Think carefully if you are creating a logo, design it to stay for long because it cannot be changed frequently. It must be unique and accepted worldwide regardless geographical location or ethnic group. Your logo is your business asset and long-term investment. Sure, you may change your logo through the years – “changing with the times” – but not dramatically. Through the past 50+ years Pepsi and Coke have modified their logos, but just a little bit. So, it must be kept in mind that whether online or in print, the appearance of your logo should be the same.
Funny thing happened to the FedEx logo, where the brand consultants persuaded the company to shorten their corporate name from “Federal Express” to the popular now abbreviation “Fed Ex”. By doing that, they reduced the amount of color used on vehicles (planes, trucks) and saved hundreds of thousands of dollars in paint costs. Also, the right-pointing arrow in the new logo is a good hint of motion.
Logos could be business-makers or business-breakers. They have proven to work both ways – good or bad. If your logo is confusing and ugly, a customer might remember you as such. If a client has already had an experience one way or another with your company, from that moment on, that person’s memory will remember your business logo and associate it with that experience. There is nothing worse than a great business that is easy to forget.
Although Color should not be an integral component to the logo design, it is very important to brand recognition. For instance, in Canada white and read are used in logos for companies that want to project patriotic feelings. Green is often associated with health foods or environmental protection. Coca-Cola’s script is known worldwide, but is best connected with the color red. The Western Union logotype is recognizable from afar because of its yellow-and-black color. And we could continue … ad infinitum.
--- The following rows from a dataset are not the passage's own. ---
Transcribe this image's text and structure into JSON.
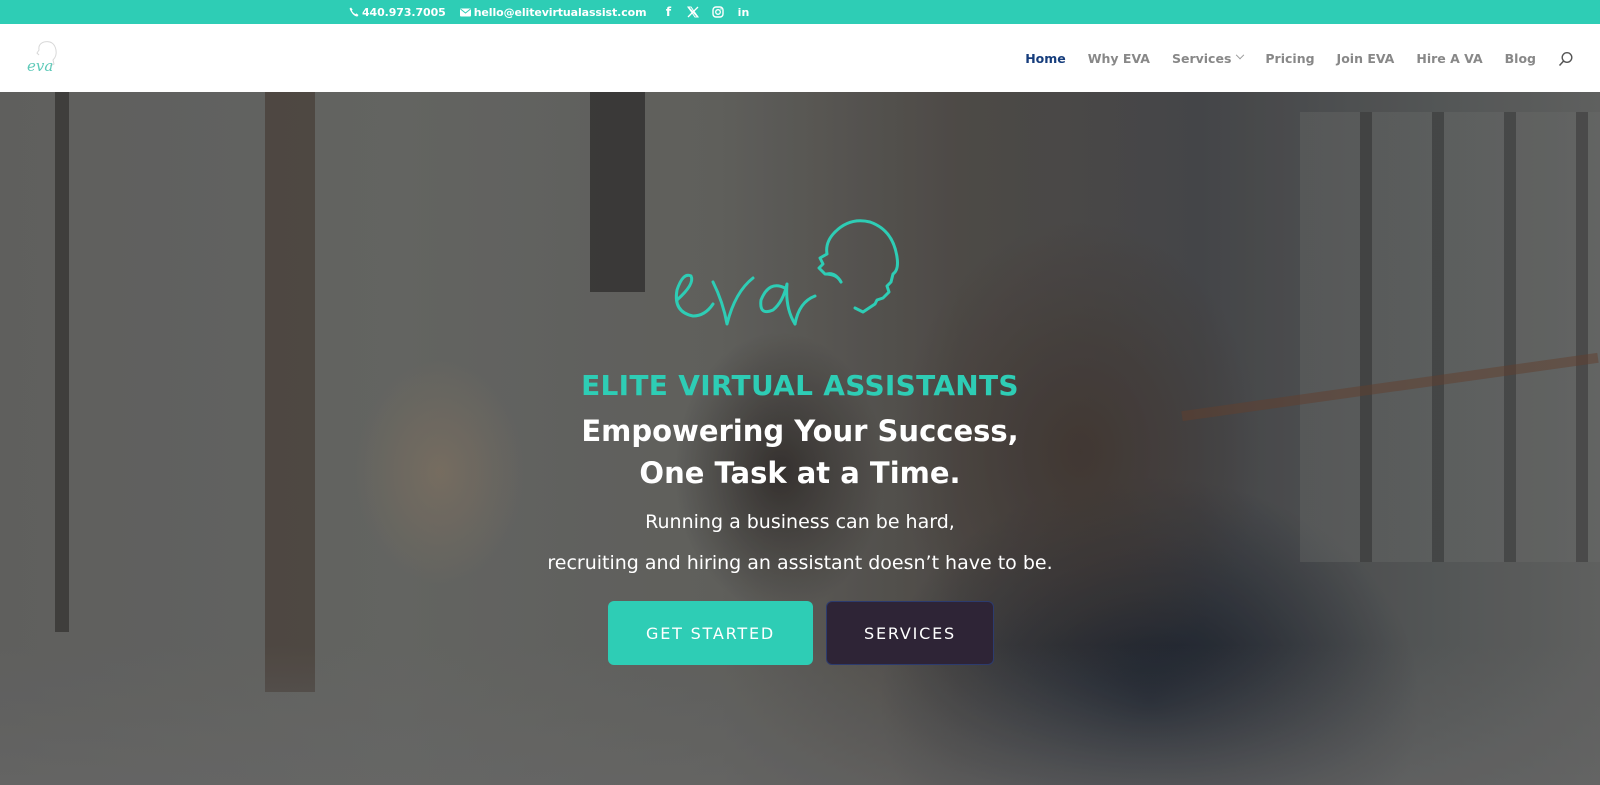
{
  "topbar": {
    "phone": "440.973.7005",
    "email": "hello@elitevirtualassist.com",
    "phone_icon": "phone-icon",
    "email_icon": "envelope-icon",
    "social": [
      {
        "name": "facebook-icon",
        "glyph": "f"
      },
      {
        "name": "x-twitter-icon",
        "glyph": "𝕏"
      },
      {
        "name": "instagram-icon",
        "glyph": "◎"
      },
      {
        "name": "linkedin-icon",
        "glyph": "in"
      }
    ],
    "background": "#2ecdb5"
  },
  "header": {
    "logo_text": "eva",
    "nav": [
      {
        "label": "Home",
        "active": true
      },
      {
        "label": "Why EVA"
      },
      {
        "label": "Services",
        "has_dropdown": true
      },
      {
        "label": "Pricing"
      },
      {
        "label": "Join EVA"
      },
      {
        "label": "Hire A VA"
      },
      {
        "label": "Blog"
      }
    ],
    "search_icon": "search-icon",
    "active_color": "#163d7c"
  },
  "hero": {
    "logo_text": "eva",
    "eyebrow": "ELITE VIRTUAL ASSISTANTS",
    "headline_line1": "Empowering Your Success,",
    "headline_line2": "One Task at a Time.",
    "sub_line1": "Running a business can be hard,",
    "sub_line2": "recruiting and hiring an assistant doesn’t have to be.",
    "primary_button": "GET STARTED",
    "secondary_button": "SERVICES",
    "accent_color": "#2ecdb5",
    "secondary_color": "#2e2436"
  }
}
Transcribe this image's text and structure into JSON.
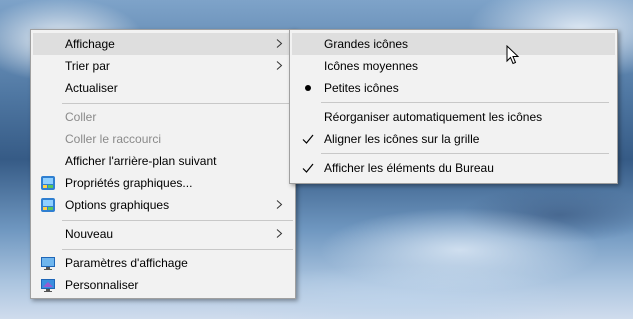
{
  "main_menu": {
    "items": [
      {
        "label": "Affichage",
        "submenu": true
      },
      {
        "label": "Trier par",
        "submenu": true
      },
      {
        "label": "Actualiser"
      },
      {
        "label": "Coller",
        "disabled": true
      },
      {
        "label": "Coller le raccourci",
        "disabled": true
      },
      {
        "label": "Afficher l'arrière-plan suivant"
      },
      {
        "label": "Propriétés graphiques...",
        "icon": "graphics-properties-icon"
      },
      {
        "label": "Options graphiques",
        "icon": "graphics-options-icon",
        "submenu": true
      },
      {
        "label": "Nouveau",
        "submenu": true
      },
      {
        "label": "Paramètres d'affichage",
        "icon": "display-settings-icon"
      },
      {
        "label": "Personnaliser",
        "icon": "personalize-icon"
      }
    ]
  },
  "sub_menu": {
    "items": [
      {
        "label": "Grandes icônes",
        "highlighted": true
      },
      {
        "label": "Icônes moyennes"
      },
      {
        "label": "Petites icônes",
        "mark": "bullet"
      },
      {
        "label": "Réorganiser automatiquement les icônes"
      },
      {
        "label": "Aligner les icônes sur la grille",
        "mark": "check"
      },
      {
        "label": "Afficher les éléments du Bureau",
        "mark": "check"
      }
    ]
  },
  "colors": {
    "menu_bg": "#f2f2f2",
    "highlight": "#dedede",
    "disabled_text": "#8a8a8a"
  }
}
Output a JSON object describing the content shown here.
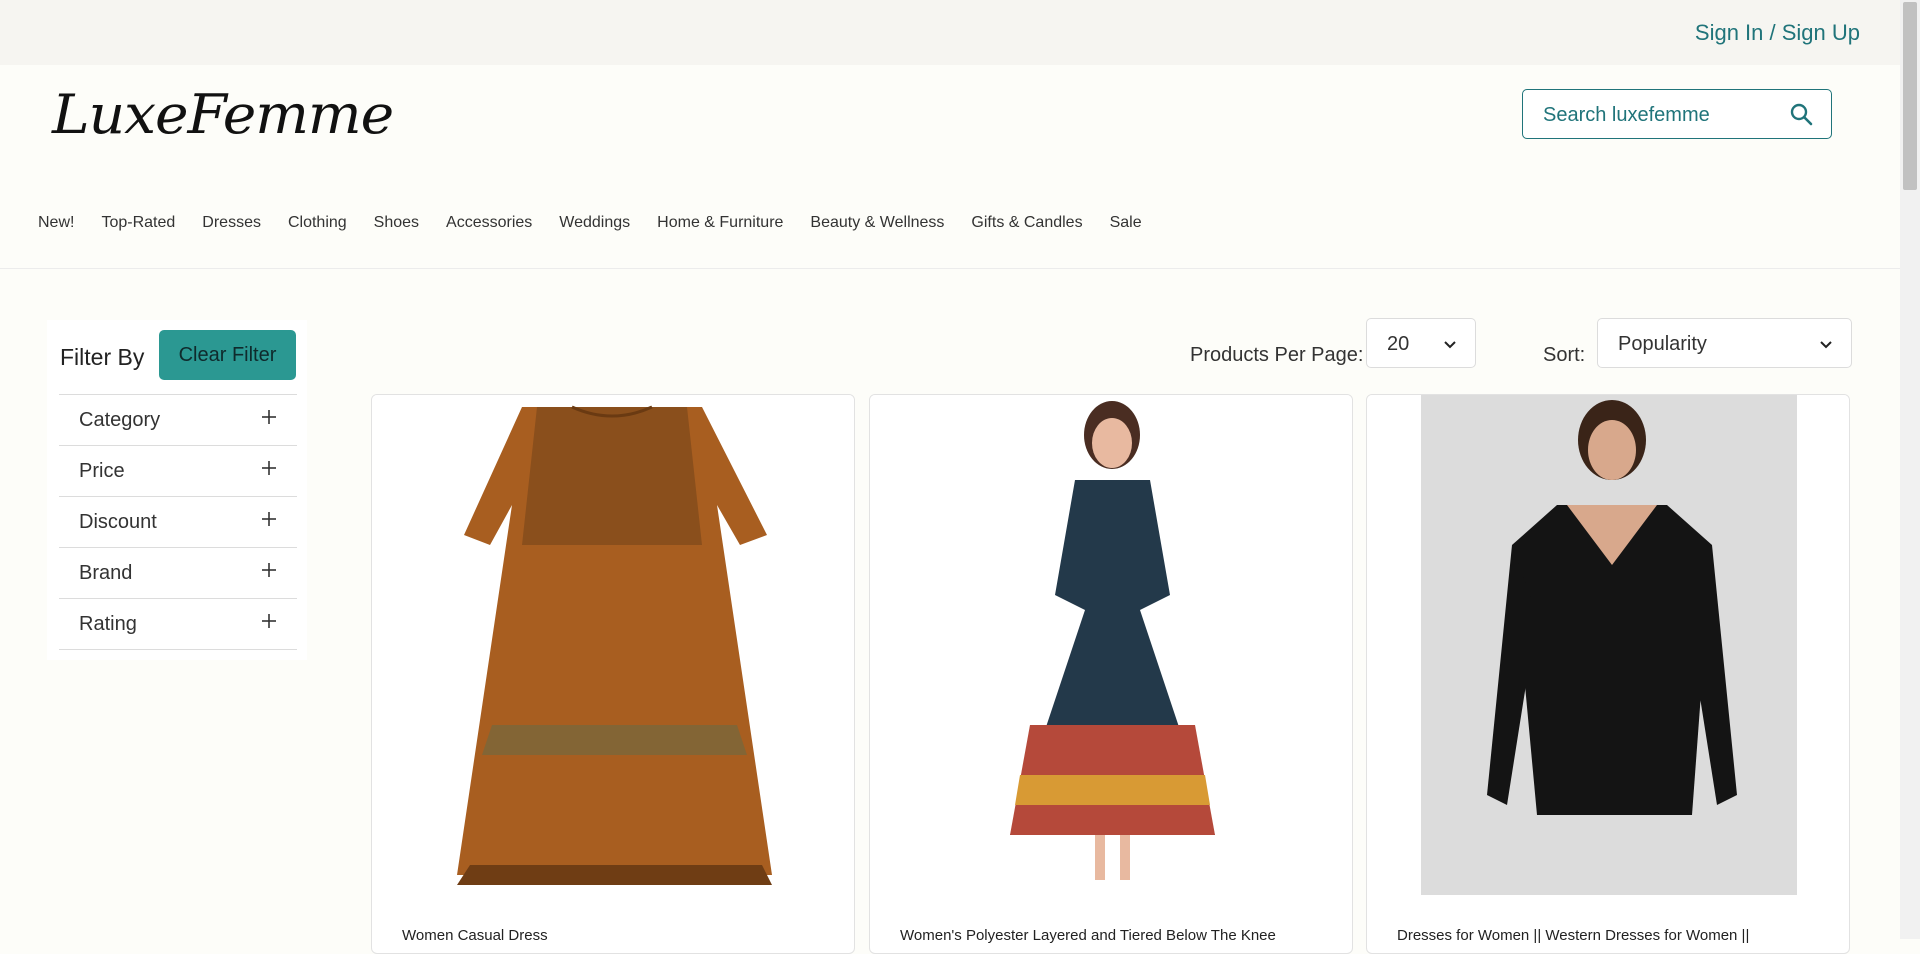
{
  "topbar": {
    "signin_label": "Sign In / Sign Up"
  },
  "header": {
    "logo_text": "LuxeFemme",
    "search_placeholder": "Search luxefemme"
  },
  "nav": {
    "items": [
      "New!",
      "Top-Rated",
      "Dresses",
      "Clothing",
      "Shoes",
      "Accessories",
      "Weddings",
      "Home & Furniture",
      "Beauty & Wellness",
      "Gifts & Candles",
      "Sale"
    ]
  },
  "sidebar": {
    "title": "Filter By",
    "clear_label": "Clear Filter",
    "filters": [
      "Category",
      "Price",
      "Discount",
      "Brand",
      "Rating"
    ]
  },
  "controls": {
    "per_page_label": "Products Per Page:",
    "per_page_value": "20",
    "sort_label": "Sort:",
    "sort_value": "Popularity"
  },
  "products": [
    {
      "title": "Women Casual Dress"
    },
    {
      "title": "Women's Polyester Layered and Tiered Below The Knee"
    },
    {
      "title": "Dresses for Women || Western Dresses for Women ||"
    }
  ],
  "colors": {
    "accent": "#20747a",
    "button_bg": "#2b9892",
    "page_bg": "#fdfdf9",
    "topbar_bg": "#f6f5f1"
  }
}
A logo could be dynamic. The best example is the Michelin Man, a cartoon figure who was presented in many different ways, such as eating, drinking, and playing sports and was first introduced in 1898 by tire manufacturer, Michelin.
Please remember, the logo of your company must be placed very wisely. It has to be used at all prominent spots, on your website and every banner, email, letterhead or invoice. It is also very helpful in Internet marketing, as it travels with its prospects every time.